I’m not sure if I’m the only one out there that doesn’t know this, especially since I’m an app dev guy and not an infrastructure guy (though you may not be able to tell by my posts so far), but AntiVirus engines can really ruin your day when you’re attempting to troubleshoot things, or install enterprise software.
Recently, I installed Microsoft Exchange 2007 and had all kinds of trouble. Needless to say that the antivirus client that was running on the domain controller was preventing remote updates to the sysvol folder. Now you’d figure that I could manually correct the issues after disabling the blocking rule on the DC, but no… I had to uninstall Exchange and reinstall it. By the way, when you uninstall exchange, while planning to reinstall it, make sure that it cleans up Active Directory properly or the installer will never get started.
To add insult to injury, I couldn’t figure out why my Exchange install could receive emails, but was failing to send them out. Again, turns out that they AntiVirus client was blocking all outbound port 25 traffic. Again after adjusting the policy of the AV client, yes… success.
Within the next 24 hours I began troubleshooting why my SharePoint boxes could not send out smtp mail via the Exchange server. I had already created a new receive connector and configured it properly. After a short time of chasing my tail, I remembered that all of these servers were built from the same sysprep image. All running the same AV client, and yes, the port blocking rule was still engaged on the SharePoint box.

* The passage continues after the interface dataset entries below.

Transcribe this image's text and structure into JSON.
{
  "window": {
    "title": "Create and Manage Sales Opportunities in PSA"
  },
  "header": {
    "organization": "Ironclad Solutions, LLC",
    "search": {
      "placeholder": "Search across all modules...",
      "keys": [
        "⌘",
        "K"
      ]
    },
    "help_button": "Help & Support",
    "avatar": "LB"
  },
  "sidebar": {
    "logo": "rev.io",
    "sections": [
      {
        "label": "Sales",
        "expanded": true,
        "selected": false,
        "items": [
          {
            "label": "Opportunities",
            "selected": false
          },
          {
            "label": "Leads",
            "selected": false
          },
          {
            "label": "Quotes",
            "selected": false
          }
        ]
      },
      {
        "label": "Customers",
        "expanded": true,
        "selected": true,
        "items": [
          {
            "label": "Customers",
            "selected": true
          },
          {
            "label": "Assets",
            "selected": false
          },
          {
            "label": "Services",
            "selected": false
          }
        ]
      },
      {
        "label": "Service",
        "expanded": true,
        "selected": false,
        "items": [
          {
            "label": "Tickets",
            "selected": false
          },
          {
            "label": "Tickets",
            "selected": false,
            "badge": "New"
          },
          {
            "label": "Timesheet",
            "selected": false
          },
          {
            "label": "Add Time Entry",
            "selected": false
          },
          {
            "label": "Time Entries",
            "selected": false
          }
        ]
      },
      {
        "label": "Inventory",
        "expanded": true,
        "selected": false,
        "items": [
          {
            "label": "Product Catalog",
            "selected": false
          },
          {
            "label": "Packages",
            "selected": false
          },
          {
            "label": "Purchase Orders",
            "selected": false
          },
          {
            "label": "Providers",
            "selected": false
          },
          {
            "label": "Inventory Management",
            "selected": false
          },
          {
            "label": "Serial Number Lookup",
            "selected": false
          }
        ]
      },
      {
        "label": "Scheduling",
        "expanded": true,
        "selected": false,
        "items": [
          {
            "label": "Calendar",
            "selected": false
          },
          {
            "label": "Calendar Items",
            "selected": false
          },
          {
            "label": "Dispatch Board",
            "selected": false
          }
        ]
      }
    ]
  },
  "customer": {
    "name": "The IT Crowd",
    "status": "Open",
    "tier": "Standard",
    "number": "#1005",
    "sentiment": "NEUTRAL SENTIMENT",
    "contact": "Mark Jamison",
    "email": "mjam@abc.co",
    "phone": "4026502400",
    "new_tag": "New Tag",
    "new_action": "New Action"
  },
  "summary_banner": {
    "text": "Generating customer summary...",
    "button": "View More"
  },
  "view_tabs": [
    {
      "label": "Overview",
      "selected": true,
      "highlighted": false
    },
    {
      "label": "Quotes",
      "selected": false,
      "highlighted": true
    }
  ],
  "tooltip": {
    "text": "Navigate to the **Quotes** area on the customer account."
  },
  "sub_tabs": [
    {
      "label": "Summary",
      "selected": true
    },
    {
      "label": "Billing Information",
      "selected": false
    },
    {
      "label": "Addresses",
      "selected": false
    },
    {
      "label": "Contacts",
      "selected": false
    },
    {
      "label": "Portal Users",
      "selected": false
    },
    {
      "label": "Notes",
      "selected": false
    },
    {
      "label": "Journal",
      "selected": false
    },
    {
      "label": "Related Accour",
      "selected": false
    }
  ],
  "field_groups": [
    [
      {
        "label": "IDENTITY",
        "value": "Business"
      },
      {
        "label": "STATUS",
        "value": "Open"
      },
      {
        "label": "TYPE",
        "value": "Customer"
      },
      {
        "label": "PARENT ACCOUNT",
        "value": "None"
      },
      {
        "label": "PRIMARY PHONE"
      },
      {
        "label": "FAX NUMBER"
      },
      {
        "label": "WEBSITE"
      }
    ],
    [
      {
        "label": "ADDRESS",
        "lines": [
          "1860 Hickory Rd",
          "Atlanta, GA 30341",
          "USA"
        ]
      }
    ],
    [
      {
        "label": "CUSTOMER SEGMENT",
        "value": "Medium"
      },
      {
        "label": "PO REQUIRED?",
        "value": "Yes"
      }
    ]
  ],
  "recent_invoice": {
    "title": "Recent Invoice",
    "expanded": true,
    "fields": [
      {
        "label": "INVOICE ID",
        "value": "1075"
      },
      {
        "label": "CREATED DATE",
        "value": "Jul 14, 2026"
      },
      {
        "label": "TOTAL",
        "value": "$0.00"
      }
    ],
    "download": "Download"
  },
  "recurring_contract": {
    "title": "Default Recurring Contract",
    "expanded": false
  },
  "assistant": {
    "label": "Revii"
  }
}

Just as a reminder to anyone that reads this, and myself especially… Make sure to check all traffic failures first with your various AntiVirus engines. They are very thorough and a thoroughly locked down server is going to likely need some reconfiguring prior to retasking or deployment.